▶ [Items from an interface collection]:
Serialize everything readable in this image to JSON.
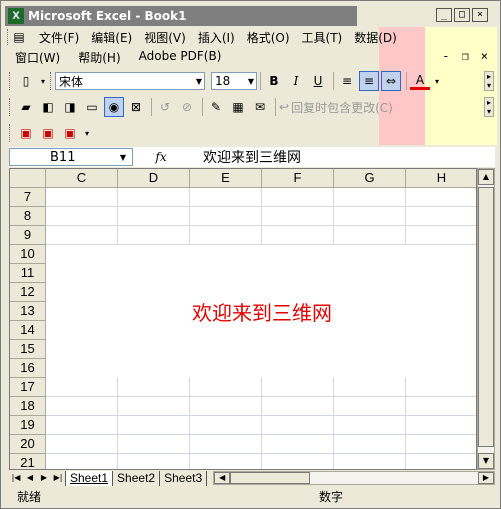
{
  "window": {
    "title": "Microsoft Excel - Book1",
    "app_icon": "X"
  },
  "window_buttons": {
    "minimize": "_",
    "restore": "□",
    "close": "×"
  },
  "menu": [
    "文件(F)",
    "编辑(E)",
    "视图(V)",
    "插入(I)",
    "格式(O)",
    "工具(T)",
    "数据(D)"
  ],
  "menu2": [
    "窗口(W)",
    "帮助(H)",
    "Adobe PDF(B)"
  ],
  "mdi": {
    "minimize": "-",
    "restore": "❐",
    "close": "×"
  },
  "format_toolbar": {
    "font": "宋体",
    "size": "18",
    "bold": "B",
    "italic": "I",
    "underline": "U",
    "font_color": "A"
  },
  "review_toolbar": {
    "reply_label": "回复时包含更改(C)"
  },
  "formula_bar": {
    "name_box": "B11",
    "fx": "fx",
    "value": "欢迎来到三维网"
  },
  "columns": [
    "C",
    "D",
    "E",
    "F",
    "G",
    "H"
  ],
  "rows": [
    "7",
    "8",
    "9",
    "10",
    "11",
    "12",
    "13",
    "14",
    "15",
    "16",
    "17",
    "18",
    "19",
    "20",
    "21"
  ],
  "merged_cell": {
    "text": "欢迎来到三维网",
    "color": "#e00000"
  },
  "sheets": [
    "Sheet1",
    "Sheet2",
    "Sheet3"
  ],
  "status": {
    "left": "就绪",
    "mode": "数字"
  }
}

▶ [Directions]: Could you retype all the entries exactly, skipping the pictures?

▶ [Task answer]:
Serialize everything readable in this image to JSON.
{
  "window": {
    "title": "Microsoft Excel - Book1",
    "app_icon": "X"
  },
  "window_buttons": {
    "minimize": "_",
    "restore": "□",
    "close": "×"
  },
  "menu": [
    "文件(F)",
    "编辑(E)",
    "视图(V)",
    "插入(I)",
    "格式(O)",
    "工具(T)",
    "数据(D)"
  ],
  "menu2": [
    "窗口(W)",
    "帮助(H)",
    "Adobe PDF(B)"
  ],
  "mdi": {
    "minimize": "-",
    "restore": "❐",
    "close": "×"
  },
  "format_toolbar": {
    "font": "宋体",
    "size": "18",
    "bold": "B",
    "italic": "I",
    "underline": "U",
    "font_color": "A"
  },
  "review_toolbar": {
    "reply_label": "回复时包含更改(C)"
  },
  "formula_bar": {
    "name_box": "B11",
    "fx": "fx",
    "value": "欢迎来到三维网"
  },
  "columns": [
    "C",
    "D",
    "E",
    "F",
    "G",
    "H"
  ],
  "rows": [
    "7",
    "8",
    "9",
    "10",
    "11",
    "12",
    "13",
    "14",
    "15",
    "16",
    "17",
    "18",
    "19",
    "20",
    "21"
  ],
  "merged_cell": {
    "text": "欢迎来到三维网",
    "color": "#e00000"
  },
  "sheets": [
    "Sheet1",
    "Sheet2",
    "Sheet3"
  ],
  "status": {
    "left": "就绪",
    "mode": "数字"
  }
}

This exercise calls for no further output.